| SOURCE RECORDS |
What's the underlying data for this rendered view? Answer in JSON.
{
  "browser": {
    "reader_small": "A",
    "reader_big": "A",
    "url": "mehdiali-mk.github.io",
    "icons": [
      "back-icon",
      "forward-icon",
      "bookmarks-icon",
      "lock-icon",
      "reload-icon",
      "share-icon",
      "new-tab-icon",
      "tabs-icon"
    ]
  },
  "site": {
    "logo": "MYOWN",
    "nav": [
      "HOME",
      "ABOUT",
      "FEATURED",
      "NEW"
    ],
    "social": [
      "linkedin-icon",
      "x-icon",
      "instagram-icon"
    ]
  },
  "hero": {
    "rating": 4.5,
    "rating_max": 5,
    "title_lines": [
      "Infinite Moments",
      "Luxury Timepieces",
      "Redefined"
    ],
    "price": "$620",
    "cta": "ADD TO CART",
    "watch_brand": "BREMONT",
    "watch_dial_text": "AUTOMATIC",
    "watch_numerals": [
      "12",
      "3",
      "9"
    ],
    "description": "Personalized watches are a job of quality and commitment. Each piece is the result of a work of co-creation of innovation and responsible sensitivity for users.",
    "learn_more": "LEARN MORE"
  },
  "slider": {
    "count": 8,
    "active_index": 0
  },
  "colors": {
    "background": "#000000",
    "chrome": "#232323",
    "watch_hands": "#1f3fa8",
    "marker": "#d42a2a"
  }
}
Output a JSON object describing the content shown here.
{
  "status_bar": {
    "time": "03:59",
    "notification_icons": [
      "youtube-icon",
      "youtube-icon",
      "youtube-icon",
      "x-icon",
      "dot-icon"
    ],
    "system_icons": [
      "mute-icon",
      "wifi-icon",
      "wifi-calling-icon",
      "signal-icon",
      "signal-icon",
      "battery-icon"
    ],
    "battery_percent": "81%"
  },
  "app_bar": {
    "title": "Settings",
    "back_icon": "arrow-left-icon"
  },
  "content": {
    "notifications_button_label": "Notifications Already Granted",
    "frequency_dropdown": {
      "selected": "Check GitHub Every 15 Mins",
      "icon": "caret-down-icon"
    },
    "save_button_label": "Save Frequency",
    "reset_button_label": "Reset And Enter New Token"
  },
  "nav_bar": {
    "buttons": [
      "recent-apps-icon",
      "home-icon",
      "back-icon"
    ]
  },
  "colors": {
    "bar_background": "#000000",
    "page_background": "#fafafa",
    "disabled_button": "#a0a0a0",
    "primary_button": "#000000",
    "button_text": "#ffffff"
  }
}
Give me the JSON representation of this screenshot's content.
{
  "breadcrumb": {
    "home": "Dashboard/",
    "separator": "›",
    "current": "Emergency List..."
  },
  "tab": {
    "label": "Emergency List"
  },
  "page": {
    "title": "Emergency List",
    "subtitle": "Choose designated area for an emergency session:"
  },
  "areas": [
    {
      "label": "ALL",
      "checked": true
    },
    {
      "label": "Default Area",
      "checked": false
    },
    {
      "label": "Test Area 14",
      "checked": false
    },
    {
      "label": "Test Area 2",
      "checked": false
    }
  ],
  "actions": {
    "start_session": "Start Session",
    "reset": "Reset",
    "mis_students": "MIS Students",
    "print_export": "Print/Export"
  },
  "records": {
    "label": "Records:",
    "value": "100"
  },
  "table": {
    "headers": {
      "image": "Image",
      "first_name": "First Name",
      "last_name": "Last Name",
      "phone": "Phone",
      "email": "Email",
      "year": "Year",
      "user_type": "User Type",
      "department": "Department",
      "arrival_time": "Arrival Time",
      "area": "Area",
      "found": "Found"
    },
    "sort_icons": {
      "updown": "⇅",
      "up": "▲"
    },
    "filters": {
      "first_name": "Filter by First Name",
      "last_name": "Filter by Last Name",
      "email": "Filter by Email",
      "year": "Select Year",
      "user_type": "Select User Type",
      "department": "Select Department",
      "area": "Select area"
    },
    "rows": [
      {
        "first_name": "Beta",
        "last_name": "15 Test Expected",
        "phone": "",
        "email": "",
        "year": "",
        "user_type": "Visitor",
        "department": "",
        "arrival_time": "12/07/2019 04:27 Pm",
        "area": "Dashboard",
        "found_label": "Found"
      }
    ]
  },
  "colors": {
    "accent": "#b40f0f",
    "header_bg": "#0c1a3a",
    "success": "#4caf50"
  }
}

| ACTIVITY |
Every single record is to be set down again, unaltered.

| RESPONSE AREA |
What's the underlying data for this rendered view? Answer in JSON.
{
  "browser": {
    "reader_small": "A",
    "reader_big": "A",
    "url": "mehdiali-mk.github.io",
    "icons": [
      "back-icon",
      "forward-icon",
      "bookmarks-icon",
      "lock-icon",
      "reload-icon",
      "share-icon",
      "new-tab-icon",
      "tabs-icon"
    ]
  },
  "site": {
    "logo": "MYOWN",
    "nav": [
      "HOME",
      "ABOUT",
      "FEATURED",
      "NEW"
    ],
    "social": [
      "linkedin-icon",
      "x-icon",
      "instagram-icon"
    ]
  },
  "hero": {
    "rating": 4.5,
    "rating_max": 5,
    "title_lines": [
      "Infinite Moments",
      "Luxury Timepieces",
      "Redefined"
    ],
    "price": "$620",
    "cta": "ADD TO CART",
    "watch_brand": "BREMONT",
    "watch_dial_text": "AUTOMATIC",
    "watch_numerals": [
      "12",
      "3",
      "9"
    ],
    "description": "Personalized watches are a job of quality and commitment. Each piece is the result of a work of co-creation of innovation and responsible sensitivity for users.",
    "learn_more": "LEARN MORE"
  },
  "slider": {
    "count": 8,
    "active_index": 0
  },
  "colors": {
    "background": "#000000",
    "chrome": "#232323",
    "watch_hands": "#1f3fa8",
    "marker": "#d42a2a"
  }
}
Output a JSON object describing the content shown here.
{
  "status_bar": {
    "time": "03:59",
    "notification_icons": [
      "youtube-icon",
      "youtube-icon",
      "youtube-icon",
      "x-icon",
      "dot-icon"
    ],
    "system_icons": [
      "mute-icon",
      "wifi-icon",
      "wifi-calling-icon",
      "signal-icon",
      "signal-icon",
      "battery-icon"
    ],
    "battery_percent": "81%"
  },
  "app_bar": {
    "title": "Settings",
    "back_icon": "arrow-left-icon"
  },
  "content": {
    "notifications_button_label": "Notifications Already Granted",
    "frequency_dropdown": {
      "selected": "Check GitHub Every 15 Mins",
      "icon": "caret-down-icon"
    },
    "save_button_label": "Save Frequency",
    "reset_button_label": "Reset And Enter New Token"
  },
  "nav_bar": {
    "buttons": [
      "recent-apps-icon",
      "home-icon",
      "back-icon"
    ]
  },
  "colors": {
    "bar_background": "#000000",
    "page_background": "#fafafa",
    "disabled_button": "#a0a0a0",
    "primary_button": "#000000",
    "button_text": "#ffffff"
  }
}
Give me the JSON representation of this screenshot's content.
{
  "breadcrumb": {
    "home": "Dashboard/",
    "separator": "›",
    "current": "Emergency List..."
  },
  "tab": {
    "label": "Emergency List"
  },
  "page": {
    "title": "Emergency List",
    "subtitle": "Choose designated area for an emergency session:"
  },
  "areas": [
    {
      "label": "ALL",
      "checked": true
    },
    {
      "label": "Default Area",
      "checked": false
    },
    {
      "label": "Test Area 14",
      "checked": false
    },
    {
      "label": "Test Area 2",
      "checked": false
    }
  ],
  "actions": {
    "start_session": "Start Session",
    "reset": "Reset",
    "mis_students": "MIS Students",
    "print_export": "Print/Export"
  },
  "records": {
    "label": "Records:",
    "value": "100"
  },
  "table": {
    "headers": {
      "image": "Image",
      "first_name": "First Name",
      "last_name": "Last Name",
      "phone": "Phone",
      "email": "Email",
      "year": "Year",
      "user_type": "User Type",
      "department": "Department",
      "arrival_time": "Arrival Time",
      "area": "Area",
      "found": "Found"
    },
    "sort_icons": {
      "updown": "⇅",
      "up": "▲"
    },
    "filters": {
      "first_name": "Filter by First Name",
      "last_name": "Filter by Last Name",
      "email": "Filter by Email",
      "year": "Select Year",
      "user_type": "Select User Type",
      "department": "Select Department",
      "area": "Select area"
    },
    "rows": [
      {
        "first_name": "Beta",
        "last_name": "15 Test Expected",
        "phone": "",
        "email": "",
        "year": "",
        "user_type": "Visitor",
        "department": "",
        "arrival_time": "12/07/2019 04:27 Pm",
        "area": "Dashboard",
        "found_label": "Found"
      }
    ]
  },
  "colors": {
    "accent": "#b40f0f",
    "header_bg": "#0c1a3a",
    "success": "#4caf50"
  }
}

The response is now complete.